What you should do:
Search the data for the string "Communication" and extract every line where it appears.
::::::::::
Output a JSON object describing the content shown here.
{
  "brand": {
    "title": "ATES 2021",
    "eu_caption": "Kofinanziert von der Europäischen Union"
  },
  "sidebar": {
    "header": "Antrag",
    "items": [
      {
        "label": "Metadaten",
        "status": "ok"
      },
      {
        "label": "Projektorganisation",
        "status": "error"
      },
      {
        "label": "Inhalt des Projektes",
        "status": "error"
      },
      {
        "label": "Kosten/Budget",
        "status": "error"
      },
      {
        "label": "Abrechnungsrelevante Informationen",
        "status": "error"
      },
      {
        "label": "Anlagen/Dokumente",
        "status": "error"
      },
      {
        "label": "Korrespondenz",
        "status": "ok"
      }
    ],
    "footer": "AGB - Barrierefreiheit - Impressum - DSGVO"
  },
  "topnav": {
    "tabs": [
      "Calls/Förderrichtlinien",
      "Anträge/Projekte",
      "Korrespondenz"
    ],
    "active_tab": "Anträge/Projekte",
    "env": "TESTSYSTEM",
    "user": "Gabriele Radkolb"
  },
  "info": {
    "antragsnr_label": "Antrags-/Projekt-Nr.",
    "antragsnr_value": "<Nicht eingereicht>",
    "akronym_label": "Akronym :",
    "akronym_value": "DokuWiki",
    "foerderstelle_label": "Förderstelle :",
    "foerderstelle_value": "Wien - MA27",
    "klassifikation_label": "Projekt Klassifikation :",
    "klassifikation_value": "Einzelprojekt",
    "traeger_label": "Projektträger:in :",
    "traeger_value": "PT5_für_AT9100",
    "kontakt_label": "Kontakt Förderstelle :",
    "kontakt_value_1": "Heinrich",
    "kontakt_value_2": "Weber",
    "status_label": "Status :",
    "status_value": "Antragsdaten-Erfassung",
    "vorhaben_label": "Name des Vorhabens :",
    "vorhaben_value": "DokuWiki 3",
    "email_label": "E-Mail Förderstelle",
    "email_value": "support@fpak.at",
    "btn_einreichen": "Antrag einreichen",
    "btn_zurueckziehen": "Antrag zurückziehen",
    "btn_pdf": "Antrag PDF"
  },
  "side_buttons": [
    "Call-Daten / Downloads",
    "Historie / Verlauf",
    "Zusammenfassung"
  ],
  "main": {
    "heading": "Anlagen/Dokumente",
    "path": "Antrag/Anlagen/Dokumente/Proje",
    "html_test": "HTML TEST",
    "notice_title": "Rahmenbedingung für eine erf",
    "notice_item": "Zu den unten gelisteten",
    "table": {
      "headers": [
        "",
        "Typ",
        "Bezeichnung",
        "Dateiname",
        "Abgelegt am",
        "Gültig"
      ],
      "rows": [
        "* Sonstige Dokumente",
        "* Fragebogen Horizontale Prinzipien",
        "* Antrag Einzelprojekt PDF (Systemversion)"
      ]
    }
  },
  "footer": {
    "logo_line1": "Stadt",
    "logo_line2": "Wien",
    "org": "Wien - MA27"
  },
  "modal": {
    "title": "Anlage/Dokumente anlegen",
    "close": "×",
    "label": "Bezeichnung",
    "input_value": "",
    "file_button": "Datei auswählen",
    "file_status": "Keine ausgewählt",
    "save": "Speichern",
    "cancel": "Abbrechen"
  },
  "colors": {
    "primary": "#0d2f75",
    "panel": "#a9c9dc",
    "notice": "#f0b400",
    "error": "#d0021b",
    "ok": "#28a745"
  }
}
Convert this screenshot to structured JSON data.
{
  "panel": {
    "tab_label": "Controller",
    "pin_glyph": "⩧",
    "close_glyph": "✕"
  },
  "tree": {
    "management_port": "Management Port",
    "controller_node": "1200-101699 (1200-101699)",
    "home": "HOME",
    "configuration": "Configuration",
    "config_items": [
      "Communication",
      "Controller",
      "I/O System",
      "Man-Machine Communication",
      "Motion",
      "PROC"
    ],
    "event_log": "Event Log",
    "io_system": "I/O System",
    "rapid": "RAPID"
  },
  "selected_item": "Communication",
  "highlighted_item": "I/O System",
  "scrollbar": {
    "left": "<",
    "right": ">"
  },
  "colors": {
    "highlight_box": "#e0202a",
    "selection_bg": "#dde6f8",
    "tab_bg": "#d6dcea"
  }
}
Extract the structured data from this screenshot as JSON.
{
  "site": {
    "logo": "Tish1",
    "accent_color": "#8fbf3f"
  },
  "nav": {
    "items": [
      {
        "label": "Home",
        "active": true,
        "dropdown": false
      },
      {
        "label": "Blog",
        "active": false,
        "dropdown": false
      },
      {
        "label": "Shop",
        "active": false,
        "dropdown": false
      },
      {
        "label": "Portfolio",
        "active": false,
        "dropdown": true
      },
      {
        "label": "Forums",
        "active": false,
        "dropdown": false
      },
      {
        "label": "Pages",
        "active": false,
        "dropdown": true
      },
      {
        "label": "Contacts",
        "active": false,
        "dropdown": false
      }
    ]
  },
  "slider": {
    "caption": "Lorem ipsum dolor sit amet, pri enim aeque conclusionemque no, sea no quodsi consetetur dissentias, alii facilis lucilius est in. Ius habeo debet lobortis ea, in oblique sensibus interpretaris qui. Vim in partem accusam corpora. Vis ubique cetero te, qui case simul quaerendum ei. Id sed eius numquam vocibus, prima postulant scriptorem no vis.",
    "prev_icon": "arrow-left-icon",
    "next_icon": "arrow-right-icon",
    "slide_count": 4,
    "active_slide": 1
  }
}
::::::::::
Response to this task:
      "Communication",
      "Man-Machine Communication",
  "selected_item": "Communication",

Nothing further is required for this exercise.